Dassault Systèmes and RIZE announced a further partnership between the two companies to provide a much better 3D printing experience.
Dassault Systèmes, of course, is well-known for their comprehensive 3DEXPERIENCE suite of tools targeted at designers of all types. The company’s flagship product, SOLIDWORKS, is a popular 3D CAD tool, however, the suite includes far more specialized components to provide virtually every conceivable function one might need to design any kind of object for many different industries.
Meanwhile, RIZE has been quietly building a powerful 3D printing product based on a different 3D printing process. Their process involves combining traditional extrusion technologies with high resolution liquid inkjets to enable advanced functionality such as breakaway support structures and full RGB color capabilities.
Having used full color 3D printers in the past, I know there are challenges in creating and 3D printing full color 3D models. Almost all 3D printers of today do not offer full color, and only some offer what might be called “spot color”, where chunks can be 3D printed in a different material. Few machines offer true, full color texture, as RIZE’s equipment does.
But the result of this mono to color ratio is that most tools and workflows in the 3D print space cater to mono-color objects. Very often specialized tools must be used to accomplish full color, and sometimes you must perform unnatural acts of file format conversions to persuade the full color 3D prints to be produced.
Those difficulties could be in the past if this new partnership works. According to RIZE:
“The jointly offered solution will enable users of Dassault Systèmes’ 3DEXPERIENCE platform to seamlessly leverage RIZE 3D Printing technology to build intelligent parts with smarter workflows via connected, intelligent, interactive environments where hardware and software – in this case RIZE’s 3D printers and the 3DEXPERIENCE platform – allow users to easily design and print full-color 3D parts using industry standard software.
Using the 3DEXPERIENCE platform for design, and RIZE’s 3D printer for part creation, these intelligent parts with smarter workflows help improve collaboration across design and manufacturing to accelerate the innovation process.”

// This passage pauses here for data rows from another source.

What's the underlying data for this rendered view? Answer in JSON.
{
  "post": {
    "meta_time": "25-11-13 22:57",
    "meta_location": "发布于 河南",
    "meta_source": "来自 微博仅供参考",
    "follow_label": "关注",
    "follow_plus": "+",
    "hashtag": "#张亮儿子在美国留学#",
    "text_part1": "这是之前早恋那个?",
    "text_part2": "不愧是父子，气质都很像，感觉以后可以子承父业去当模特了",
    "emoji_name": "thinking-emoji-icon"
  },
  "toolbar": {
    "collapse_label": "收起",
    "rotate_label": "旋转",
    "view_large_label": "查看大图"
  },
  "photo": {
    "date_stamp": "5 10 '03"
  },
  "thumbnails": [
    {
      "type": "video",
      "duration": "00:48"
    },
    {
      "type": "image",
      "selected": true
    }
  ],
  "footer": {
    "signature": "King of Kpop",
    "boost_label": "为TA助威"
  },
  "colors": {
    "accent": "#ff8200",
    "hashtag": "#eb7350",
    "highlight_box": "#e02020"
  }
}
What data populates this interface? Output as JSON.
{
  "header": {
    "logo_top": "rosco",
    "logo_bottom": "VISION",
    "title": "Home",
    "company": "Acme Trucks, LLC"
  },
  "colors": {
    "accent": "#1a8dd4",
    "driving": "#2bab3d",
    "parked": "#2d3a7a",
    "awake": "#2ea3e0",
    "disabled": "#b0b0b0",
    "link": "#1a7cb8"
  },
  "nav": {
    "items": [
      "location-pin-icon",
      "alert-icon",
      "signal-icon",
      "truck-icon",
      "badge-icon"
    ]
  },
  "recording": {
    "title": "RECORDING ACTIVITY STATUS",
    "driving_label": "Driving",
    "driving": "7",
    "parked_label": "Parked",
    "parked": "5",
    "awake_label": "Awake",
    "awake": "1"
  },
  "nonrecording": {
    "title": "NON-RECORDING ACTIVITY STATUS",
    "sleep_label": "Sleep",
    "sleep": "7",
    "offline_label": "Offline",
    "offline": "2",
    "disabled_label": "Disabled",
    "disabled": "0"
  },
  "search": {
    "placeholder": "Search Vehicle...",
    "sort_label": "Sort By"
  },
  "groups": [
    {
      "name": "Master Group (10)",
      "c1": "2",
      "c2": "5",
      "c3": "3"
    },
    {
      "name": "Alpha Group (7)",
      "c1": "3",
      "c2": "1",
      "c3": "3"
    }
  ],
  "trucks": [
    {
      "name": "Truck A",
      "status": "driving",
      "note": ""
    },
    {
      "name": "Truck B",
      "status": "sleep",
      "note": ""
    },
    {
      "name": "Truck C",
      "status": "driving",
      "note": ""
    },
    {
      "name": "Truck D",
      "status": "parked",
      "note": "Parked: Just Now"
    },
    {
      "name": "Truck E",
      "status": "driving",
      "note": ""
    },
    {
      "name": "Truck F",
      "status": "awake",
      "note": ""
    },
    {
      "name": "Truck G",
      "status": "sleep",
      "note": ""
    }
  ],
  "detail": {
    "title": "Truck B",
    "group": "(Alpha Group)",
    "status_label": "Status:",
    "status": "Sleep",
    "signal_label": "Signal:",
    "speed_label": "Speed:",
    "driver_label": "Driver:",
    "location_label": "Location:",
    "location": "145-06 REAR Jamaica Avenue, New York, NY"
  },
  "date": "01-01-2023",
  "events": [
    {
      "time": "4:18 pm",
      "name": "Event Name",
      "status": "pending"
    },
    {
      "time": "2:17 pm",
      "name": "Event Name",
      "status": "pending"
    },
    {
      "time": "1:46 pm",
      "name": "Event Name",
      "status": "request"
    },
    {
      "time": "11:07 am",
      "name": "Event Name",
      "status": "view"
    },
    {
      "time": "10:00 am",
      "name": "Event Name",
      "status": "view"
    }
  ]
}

It seems that the ability to directly 3D print on RIZE equipment will be bundled into the 3DEXPERIENCE platform, likely simplifying the process of 3D printing in full color greatly. In addition to the color 3D printing workflow, all 3D printing activity on RIZE equipment should be equally simplified, so long as you’re using 3DEXPERIENCE.
Somehow this deepening partnership is not surprising, and there’s a couple of reasons why. It turns out that RIZE’s CEO, Andy Kalambi, formerly worked at Dassault Systèmes for over 25 in a variety of executive positions. As well, RIZE VP of Products Kishore Boyalakuntla also spent considerable time previously at Dassault Systèmes. RIZE and Dassault Systèmes know each other very well indeed.
Secondly, Dassault Systèmes previously participated in a US$15M investment round in RIZE earlier in 2019. That investment was a bit of a puzzle for everyone, as Dassault Systèmes is essentially a software company, and as such would normally have no business investing in a hardware company.
Our thought at the time was that Dassault Systèmes is attempting to streamline the process of producing a part, from conception through design, prototyping and eventually manufacturing. That involves production, obviously, but it also involves traceability. A part should be traceable throughout the entire lifecycle. My thought was that RIZE’s unique capability to embed part numbers on and within a 3D printed part would be of tremendous utility in that regard in the future.
And that future now seems to have happened: Dassault Systèmes has adjusted their software platform to account for RIZE’s equipment, and this no doubt should include significant use of traceability functionality that would span both the hardware and software environments.
It seems that in order to achieve their vision Dassault Systèmes must pair up with hardware companies.
Could this be their only hardware play, or will there be others?